_Information shown_
****

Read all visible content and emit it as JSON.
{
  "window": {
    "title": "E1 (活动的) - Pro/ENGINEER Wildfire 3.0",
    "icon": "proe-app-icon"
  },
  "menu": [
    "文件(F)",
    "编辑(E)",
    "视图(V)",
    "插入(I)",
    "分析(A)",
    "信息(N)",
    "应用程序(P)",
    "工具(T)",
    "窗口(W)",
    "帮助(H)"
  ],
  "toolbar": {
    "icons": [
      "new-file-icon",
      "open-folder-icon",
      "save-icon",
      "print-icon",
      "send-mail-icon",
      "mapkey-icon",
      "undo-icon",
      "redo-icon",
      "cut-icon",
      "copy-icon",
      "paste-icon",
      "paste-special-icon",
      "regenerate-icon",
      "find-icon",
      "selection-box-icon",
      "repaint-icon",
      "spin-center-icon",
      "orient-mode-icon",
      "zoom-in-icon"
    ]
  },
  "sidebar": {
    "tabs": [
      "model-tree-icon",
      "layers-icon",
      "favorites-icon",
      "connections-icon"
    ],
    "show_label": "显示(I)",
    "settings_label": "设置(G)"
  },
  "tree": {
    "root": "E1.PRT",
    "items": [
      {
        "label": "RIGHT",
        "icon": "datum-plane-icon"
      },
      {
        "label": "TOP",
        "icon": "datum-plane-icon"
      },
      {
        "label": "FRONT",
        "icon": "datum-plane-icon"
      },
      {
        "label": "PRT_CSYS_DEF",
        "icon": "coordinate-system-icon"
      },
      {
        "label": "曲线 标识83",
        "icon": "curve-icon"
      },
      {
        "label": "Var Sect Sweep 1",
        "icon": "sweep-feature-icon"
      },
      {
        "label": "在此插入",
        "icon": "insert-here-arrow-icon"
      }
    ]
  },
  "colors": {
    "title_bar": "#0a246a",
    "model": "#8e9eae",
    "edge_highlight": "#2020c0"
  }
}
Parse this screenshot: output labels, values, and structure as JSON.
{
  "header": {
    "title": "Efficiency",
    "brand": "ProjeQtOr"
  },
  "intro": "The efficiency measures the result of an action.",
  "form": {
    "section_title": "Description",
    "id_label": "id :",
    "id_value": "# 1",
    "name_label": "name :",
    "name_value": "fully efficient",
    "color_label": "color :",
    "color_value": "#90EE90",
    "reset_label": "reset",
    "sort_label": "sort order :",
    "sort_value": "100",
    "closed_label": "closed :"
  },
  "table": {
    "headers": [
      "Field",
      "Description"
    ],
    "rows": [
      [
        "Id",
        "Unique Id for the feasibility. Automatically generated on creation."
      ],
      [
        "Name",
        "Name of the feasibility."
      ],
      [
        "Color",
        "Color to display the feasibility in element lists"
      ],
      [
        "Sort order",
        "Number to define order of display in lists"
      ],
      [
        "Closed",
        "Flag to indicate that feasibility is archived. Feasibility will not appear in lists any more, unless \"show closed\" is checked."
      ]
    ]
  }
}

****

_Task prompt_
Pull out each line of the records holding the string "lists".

_Result below_
        "Color to display the feasibility in element lists"
        "Number to define order of display in lists"
        "Flag to indicate that feasibility is archived. Feasibility will not appear in lists any more, unless \"show closed\" is checked."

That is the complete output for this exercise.